The Choice Band is an item that raises a Pokémon's Attack by 50%, but only restricts the wearer to only using the first attack it makes. So, if a Tyranitar was wearing a Choice Band, and the first move it uses is Stone Edge, it's only allowed to use Stone Edge while it's on the field. This is negated when the Pokémon switches out.

A Lum Berry cures any status problem a Pokémon has. Is your Pokémon poisoned? Lum Berry's got you covered. Asleep? Lum Berry will wake it up. The only draw back is that it's single use, and it's a hold item so it's used automatically. Consider it a Get Out Of Jail Free card.

A White Herb is a more interesting item. If a Pokémon's stats were reduced by say Intimidate or Tail Whip, those stats are brought back to their normal state. This item works well in conjunction with the Pokémon Cloyster and here's why. Cloyster has access to a move called Shell Smash, a relatively new move that boosts Attack, Special Attack, and Speed and decreases Defense and Special Defense. When it holds a White Herb, its defensive stats are brought back to normal, but the boosted stats don't change. It's an interesting item to keep in mind if a Pokémon on your team has Shell Smash.

SECTION V (whew this is a long guide): Understanding Roles

So you have moves, natures, and items all picked out, now let's find a place for your Pokémon.

You have six slots for Pokémon, so every one counts. There are five basic roles for your team can fill: Sweeper, Cleric, Tank, Wall, and Support.

A sweeper is the Pokémon that will probably do the most KOing on your team. They come in two flavors: Physical, like Scizor, and Special, like Alakazam. They can be characterized by high offensive stats like Attack, Special Attack, and Speed. Unfortunately most of them lack excellent defensive stats, making them very fragile.

A cleric is the Pokémon that keeps your party alive. It can possess various healing moves as well as respectable defensive stats (mostly specially defensive). Keeping this Pokémon alive shouldn't be a problem, but there will be various hazards you'll need to keep in mind, depending on the Pokémon acting as the cleric. Sylveon here is a great example.

A tank is a Pokémon that can dish out as much punishment as it takes. This Pokémon can be characterized by high attack and defensive stats, like Aggron here. Despite being able to take hits like champs, it's very common that these tanks lack any recovery moves like Wish or Recover, as well as a lack of high speed.
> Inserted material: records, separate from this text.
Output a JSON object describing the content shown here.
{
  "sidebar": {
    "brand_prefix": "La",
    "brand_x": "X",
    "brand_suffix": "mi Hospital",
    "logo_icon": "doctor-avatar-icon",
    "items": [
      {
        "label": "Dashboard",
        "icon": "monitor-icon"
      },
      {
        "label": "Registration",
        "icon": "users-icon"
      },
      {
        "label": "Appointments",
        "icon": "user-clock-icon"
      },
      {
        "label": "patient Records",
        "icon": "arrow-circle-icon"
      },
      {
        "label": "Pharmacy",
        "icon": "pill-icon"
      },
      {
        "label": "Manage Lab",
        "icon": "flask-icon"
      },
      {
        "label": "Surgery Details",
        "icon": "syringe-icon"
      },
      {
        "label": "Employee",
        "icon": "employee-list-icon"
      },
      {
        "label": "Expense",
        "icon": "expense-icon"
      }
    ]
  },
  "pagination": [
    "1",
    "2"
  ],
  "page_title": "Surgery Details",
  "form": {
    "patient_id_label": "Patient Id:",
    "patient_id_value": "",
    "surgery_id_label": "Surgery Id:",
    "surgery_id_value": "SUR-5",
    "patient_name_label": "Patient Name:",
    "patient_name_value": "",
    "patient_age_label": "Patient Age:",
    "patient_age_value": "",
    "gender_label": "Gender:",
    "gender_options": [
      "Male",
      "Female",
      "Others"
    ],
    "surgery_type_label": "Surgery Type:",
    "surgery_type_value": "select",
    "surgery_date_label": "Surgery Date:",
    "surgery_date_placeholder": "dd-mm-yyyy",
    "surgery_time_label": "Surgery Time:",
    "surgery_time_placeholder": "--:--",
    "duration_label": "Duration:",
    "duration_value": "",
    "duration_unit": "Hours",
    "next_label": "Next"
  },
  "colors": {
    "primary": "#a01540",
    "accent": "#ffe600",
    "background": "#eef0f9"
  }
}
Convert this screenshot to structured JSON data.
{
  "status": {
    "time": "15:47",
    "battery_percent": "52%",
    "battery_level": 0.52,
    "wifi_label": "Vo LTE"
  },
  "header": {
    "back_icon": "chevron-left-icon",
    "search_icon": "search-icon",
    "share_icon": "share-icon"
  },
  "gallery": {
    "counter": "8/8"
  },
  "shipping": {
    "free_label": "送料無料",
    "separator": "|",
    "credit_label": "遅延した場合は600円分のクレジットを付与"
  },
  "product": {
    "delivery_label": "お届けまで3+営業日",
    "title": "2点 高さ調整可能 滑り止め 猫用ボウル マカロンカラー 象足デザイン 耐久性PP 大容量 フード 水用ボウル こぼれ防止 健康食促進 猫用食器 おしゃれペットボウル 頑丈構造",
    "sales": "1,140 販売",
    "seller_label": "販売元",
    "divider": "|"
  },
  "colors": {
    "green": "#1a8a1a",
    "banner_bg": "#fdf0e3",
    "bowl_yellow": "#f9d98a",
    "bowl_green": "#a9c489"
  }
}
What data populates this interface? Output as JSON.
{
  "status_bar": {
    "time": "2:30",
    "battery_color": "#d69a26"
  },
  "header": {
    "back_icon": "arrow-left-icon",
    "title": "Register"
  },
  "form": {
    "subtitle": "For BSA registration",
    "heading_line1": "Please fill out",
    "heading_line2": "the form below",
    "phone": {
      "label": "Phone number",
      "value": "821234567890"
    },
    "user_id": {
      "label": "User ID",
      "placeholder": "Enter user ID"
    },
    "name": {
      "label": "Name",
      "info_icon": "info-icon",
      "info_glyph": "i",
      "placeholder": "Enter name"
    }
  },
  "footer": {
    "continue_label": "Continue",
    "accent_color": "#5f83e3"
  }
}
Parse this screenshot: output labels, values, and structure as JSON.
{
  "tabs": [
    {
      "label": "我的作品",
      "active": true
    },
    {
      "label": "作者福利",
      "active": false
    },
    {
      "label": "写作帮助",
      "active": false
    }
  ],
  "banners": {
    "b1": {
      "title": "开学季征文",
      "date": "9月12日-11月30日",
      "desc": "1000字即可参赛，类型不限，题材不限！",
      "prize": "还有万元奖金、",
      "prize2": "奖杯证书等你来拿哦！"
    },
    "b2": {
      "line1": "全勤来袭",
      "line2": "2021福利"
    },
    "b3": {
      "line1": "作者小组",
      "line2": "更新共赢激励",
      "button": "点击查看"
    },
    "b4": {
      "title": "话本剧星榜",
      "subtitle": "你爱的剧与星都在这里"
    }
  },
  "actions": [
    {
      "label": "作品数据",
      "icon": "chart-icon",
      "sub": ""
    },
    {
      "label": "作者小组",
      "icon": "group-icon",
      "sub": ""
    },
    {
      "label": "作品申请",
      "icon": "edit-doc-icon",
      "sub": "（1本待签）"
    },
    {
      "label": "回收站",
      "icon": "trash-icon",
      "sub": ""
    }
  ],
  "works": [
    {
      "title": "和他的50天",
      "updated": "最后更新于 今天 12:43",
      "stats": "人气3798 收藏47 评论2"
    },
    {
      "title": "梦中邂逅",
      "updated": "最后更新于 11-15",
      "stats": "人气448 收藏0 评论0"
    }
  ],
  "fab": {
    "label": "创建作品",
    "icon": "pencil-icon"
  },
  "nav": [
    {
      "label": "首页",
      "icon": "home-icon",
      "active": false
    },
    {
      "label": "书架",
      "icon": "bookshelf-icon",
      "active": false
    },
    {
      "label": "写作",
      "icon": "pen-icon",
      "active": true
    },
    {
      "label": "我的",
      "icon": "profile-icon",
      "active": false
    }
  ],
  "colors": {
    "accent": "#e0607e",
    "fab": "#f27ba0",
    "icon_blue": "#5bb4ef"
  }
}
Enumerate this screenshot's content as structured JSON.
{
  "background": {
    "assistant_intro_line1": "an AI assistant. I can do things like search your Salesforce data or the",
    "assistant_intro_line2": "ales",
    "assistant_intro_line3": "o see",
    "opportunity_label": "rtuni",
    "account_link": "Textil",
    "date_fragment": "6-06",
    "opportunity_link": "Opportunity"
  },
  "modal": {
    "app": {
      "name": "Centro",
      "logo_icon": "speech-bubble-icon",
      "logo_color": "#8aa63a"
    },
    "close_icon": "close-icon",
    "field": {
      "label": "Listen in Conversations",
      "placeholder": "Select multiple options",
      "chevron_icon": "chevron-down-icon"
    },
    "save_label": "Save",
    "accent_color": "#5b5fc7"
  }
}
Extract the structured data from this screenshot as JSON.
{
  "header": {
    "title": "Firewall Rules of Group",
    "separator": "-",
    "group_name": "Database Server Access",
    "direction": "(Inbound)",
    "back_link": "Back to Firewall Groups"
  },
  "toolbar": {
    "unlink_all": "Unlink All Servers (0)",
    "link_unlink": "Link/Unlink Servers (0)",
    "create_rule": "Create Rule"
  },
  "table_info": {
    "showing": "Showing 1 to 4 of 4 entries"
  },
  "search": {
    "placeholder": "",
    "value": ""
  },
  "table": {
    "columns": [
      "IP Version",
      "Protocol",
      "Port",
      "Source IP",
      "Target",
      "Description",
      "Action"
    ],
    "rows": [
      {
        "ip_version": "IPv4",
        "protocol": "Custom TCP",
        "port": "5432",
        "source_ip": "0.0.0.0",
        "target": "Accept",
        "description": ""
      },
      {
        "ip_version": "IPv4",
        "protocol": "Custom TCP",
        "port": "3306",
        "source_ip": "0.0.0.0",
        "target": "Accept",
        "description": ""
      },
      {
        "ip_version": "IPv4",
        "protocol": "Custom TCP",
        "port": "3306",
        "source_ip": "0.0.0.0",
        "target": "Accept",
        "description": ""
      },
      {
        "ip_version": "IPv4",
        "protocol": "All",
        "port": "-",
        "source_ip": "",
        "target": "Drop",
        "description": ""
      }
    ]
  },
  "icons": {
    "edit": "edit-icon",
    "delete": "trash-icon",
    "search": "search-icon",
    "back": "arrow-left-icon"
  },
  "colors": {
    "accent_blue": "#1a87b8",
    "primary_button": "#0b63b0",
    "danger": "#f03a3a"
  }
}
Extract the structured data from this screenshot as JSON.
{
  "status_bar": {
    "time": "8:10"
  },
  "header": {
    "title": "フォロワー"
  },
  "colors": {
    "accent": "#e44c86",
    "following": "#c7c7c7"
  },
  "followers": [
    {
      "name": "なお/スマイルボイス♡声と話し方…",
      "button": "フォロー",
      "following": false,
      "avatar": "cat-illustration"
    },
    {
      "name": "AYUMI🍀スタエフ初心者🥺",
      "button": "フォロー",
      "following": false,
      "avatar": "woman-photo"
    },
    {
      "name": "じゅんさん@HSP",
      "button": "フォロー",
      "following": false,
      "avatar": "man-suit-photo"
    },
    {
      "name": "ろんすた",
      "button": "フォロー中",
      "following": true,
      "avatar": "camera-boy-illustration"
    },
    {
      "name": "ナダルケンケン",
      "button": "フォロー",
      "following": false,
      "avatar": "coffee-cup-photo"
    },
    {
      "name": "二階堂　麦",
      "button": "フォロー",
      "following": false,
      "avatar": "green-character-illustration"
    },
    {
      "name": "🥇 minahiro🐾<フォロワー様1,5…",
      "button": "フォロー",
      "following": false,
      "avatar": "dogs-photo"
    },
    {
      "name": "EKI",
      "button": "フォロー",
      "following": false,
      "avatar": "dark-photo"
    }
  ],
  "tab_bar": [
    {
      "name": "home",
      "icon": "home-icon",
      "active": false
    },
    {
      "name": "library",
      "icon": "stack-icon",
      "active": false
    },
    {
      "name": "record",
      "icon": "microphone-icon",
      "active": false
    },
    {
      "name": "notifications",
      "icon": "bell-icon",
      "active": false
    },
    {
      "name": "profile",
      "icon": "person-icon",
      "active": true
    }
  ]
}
A wall is a Pokémon whose sole purpose is to stop all if any momentum your opponent has. Walls can be characterized by monster HP stats and stellar defenses. Walls also come in Special and Physical flavors. You use them to disrupt your opponent and keep them from sweeping your team. However switching in can be very dangerous, so proceed with caution for the most effective use. As shocking as it may sound, Chansey is actually a notoriously stellar special wall as well as its evolved form Blissey.

The support has the job of making field conditions favorable for you and unfavorable for your opponent. This could include using entry hazards like Stealth Rock or Toxic Spikes, status moves like Toxic or Thunder Wave, or moves like Defog and Rapid Spin. Set em up so another Pokémon can knock them down.

So that's the guide! Let me know if you want me to make a more in depth guide or a sequel to this beginner's guide.